Matt Drudge Hearts ‘Old Media’

It's no secret that new media often relies upon old media to supplement its web pages with fresh content — but just how heavily?   New media is "extremely dependent" upon its predecessors, according to the University of Illinois’ coordinator of information technology and research Kalev Leetaru, who analyzed an astonishing 171,717 page updates from […]

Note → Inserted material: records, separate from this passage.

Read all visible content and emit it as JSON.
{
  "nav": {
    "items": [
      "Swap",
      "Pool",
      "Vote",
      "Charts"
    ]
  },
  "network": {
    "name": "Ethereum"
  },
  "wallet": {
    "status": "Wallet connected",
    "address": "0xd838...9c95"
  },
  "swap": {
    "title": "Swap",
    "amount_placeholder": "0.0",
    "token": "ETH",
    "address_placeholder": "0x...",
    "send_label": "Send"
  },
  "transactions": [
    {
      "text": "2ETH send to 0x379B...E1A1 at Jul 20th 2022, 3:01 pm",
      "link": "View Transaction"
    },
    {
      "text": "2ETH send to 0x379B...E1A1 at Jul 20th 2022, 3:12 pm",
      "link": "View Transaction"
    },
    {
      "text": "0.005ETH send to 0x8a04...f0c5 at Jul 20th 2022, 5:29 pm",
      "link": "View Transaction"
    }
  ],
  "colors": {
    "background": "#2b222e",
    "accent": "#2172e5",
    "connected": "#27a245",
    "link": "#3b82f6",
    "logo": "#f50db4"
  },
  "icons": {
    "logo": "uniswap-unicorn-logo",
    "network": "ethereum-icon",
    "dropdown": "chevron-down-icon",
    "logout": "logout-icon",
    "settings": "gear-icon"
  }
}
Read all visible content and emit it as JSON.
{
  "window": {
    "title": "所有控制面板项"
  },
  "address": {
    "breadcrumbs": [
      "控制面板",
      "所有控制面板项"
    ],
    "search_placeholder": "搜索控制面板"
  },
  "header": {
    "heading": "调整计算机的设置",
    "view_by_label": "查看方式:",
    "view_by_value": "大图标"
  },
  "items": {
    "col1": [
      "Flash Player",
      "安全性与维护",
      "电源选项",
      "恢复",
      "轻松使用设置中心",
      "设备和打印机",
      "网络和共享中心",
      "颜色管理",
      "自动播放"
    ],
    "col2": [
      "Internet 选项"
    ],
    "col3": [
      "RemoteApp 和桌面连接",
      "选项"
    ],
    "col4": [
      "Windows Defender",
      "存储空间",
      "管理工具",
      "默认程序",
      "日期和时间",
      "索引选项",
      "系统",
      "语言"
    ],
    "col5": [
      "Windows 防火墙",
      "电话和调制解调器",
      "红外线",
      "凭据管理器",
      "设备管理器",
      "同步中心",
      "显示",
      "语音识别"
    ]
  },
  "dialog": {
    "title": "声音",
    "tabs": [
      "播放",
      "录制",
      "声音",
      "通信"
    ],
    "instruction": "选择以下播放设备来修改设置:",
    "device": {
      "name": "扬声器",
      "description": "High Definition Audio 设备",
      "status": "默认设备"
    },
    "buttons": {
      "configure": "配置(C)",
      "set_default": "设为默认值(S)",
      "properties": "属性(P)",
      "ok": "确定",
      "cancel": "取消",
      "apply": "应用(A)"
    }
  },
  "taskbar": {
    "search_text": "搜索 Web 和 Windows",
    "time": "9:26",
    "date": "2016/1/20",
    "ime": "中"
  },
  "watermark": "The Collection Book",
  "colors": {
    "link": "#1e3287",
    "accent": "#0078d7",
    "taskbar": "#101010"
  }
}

It's no secret that new media often relies upon old media to supplement its web pages with fresh content — but just how heavily?

 

New media is "extremely dependent" upon its predecessors, according to the University of Illinois’ coordinator of information technology and research Kalev Leetaru, who analyzed an astonishing 171,717 page updates from January 2002 to December 2008 on the Drudge Report.

 

Since its inception, the news aggregation website founded in the late 1990s by Matt Drudge has had a large impact on the media sphere — Drudge himself was deemed one of Time magazine's most influential people in 2006. But in his report, published in the web journal First Monday, Leetaru says he was curious to find out how dependent a "'new media’ aggregator [is] on the ‘old media’ it draws from."

 

His findings aren't entirely shocking: Drudge's bread and butter are the wire services and mainstream media outlets. The site has found success by discovering the odder, more obscure stories from these outlets that are sometimes overlooked and, in turn, propelling them into popular news stories.

 

In the timespan Drudge looked at, the site had linked to over 100,000 stories. Leetaru breaks those links down by country and domain, and finds that it's mostly "old media" who's getting the attention.

 

Here's the Top 10:

 

Breitbart most likely scores high because Andrew Breitbart used to work for Drudge and was linking to himself. The Washington Post banks nearly twice as many links as the New York Times, while newbie Politico ranked 16th — even though it's only been in existence for two of the years Leetaru studied.

 

Leetaru also found that Drudge's daily and hourly update cycles match the cycles of the outlets he draws almost 90 percent of his coverage from.

 

As Gawker highlights, Leetaru's point was emphasized by the drop-off in updates on Drudge's site during the Iraq War in 2003, when news outlets devoted a majority of their coverage to Iraq.

 

"As newspapers focused their resources on Iraq and stopped writing about animal attacks, weather, and robot sex," the blog notes, "Drudge had less to work with."